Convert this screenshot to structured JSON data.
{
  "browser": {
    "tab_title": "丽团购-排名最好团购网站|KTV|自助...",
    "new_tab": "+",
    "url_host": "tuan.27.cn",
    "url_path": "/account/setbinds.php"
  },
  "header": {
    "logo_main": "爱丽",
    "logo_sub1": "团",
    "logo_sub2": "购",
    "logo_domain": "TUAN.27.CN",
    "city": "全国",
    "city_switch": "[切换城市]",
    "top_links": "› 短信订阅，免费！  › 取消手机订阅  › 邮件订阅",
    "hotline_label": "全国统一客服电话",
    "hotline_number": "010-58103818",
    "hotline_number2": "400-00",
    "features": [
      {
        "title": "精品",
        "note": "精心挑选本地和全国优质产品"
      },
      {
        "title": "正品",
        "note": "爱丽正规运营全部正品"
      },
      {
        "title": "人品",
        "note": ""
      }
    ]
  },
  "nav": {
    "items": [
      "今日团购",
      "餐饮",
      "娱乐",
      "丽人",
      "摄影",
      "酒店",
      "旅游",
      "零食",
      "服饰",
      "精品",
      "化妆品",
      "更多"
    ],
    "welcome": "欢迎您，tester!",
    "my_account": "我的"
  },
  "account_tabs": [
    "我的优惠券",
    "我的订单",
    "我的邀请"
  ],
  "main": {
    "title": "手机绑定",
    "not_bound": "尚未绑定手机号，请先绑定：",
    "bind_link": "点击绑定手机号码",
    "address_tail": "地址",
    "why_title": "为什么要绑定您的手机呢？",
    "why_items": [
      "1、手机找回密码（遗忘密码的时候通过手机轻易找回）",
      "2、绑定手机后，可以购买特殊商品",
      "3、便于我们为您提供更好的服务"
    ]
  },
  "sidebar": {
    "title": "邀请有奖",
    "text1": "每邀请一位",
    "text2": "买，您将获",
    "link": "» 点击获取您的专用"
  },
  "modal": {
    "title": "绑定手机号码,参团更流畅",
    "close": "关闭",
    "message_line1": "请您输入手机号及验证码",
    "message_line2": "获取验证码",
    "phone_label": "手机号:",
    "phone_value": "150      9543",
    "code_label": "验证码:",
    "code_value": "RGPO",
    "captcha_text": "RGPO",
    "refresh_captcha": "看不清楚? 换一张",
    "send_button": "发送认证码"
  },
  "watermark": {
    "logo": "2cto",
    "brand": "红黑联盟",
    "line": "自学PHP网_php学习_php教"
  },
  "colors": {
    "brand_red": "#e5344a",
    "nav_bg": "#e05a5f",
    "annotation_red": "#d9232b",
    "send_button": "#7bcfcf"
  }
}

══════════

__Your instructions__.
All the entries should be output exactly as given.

__Response to the exercise__.
Convert this screenshot to structured JSON data.
{
  "browser": {
    "tab_title": "丽团购-排名最好团购网站|KTV|自助...",
    "new_tab": "+",
    "url_host": "tuan.27.cn",
    "url_path": "/account/setbinds.php"
  },
  "header": {
    "logo_main": "爱丽",
    "logo_sub1": "团",
    "logo_sub2": "购",
    "logo_domain": "TUAN.27.CN",
    "city": "全国",
    "city_switch": "[切换城市]",
    "top_links": "› 短信订阅，免费！  › 取消手机订阅  › 邮件订阅",
    "hotline_label": "全国统一客服电话",
    "hotline_number": "010-58103818",
    "hotline_number2": "400-00",
    "features": [
      {
        "title": "精品",
        "note": "精心挑选本地和全国优质产品"
      },
      {
        "title": "正品",
        "note": "爱丽正规运营全部正品"
      },
      {
        "title": "人品",
        "note": ""
      }
    ]
  },
  "nav": {
    "items": [
      "今日团购",
      "餐饮",
      "娱乐",
      "丽人",
      "摄影",
      "酒店",
      "旅游",
      "零食",
      "服饰",
      "精品",
      "化妆品",
      "更多"
    ],
    "welcome": "欢迎您，tester!",
    "my_account": "我的"
  },
  "account_tabs": [
    "我的优惠券",
    "我的订单",
    "我的邀请"
  ],
  "main": {
    "title": "手机绑定",
    "not_bound": "尚未绑定手机号，请先绑定：",
    "bind_link": "点击绑定手机号码",
    "address_tail": "地址",
    "why_title": "为什么要绑定您的手机呢？",
    "why_items": [
      "1、手机找回密码（遗忘密码的时候通过手机轻易找回）",
      "2、绑定手机后，可以购买特殊商品",
      "3、便于我们为您提供更好的服务"
    ]
  },
  "sidebar": {
    "title": "邀请有奖",
    "text1": "每邀请一位",
    "text2": "买，您将获",
    "link": "» 点击获取您的专用"
  },
  "modal": {
    "title": "绑定手机号码,参团更流畅",
    "close": "关闭",
    "message_line1": "请您输入手机号及验证码",
    "message_line2": "获取验证码",
    "phone_label": "手机号:",
    "phone_value": "150      9543",
    "code_label": "验证码:",
    "code_value": "RGPO",
    "captcha_text": "RGPO",
    "refresh_captcha": "看不清楚? 换一张",
    "send_button": "发送认证码"
  },
  "watermark": {
    "logo": "2cto",
    "brand": "红黑联盟",
    "line": "自学PHP网_php学习_php教"
  },
  "colors": {
    "brand_red": "#e5344a",
    "nav_bg": "#e05a5f",
    "annotation_red": "#d9232b",
    "send_button": "#7bcfcf"
  }
}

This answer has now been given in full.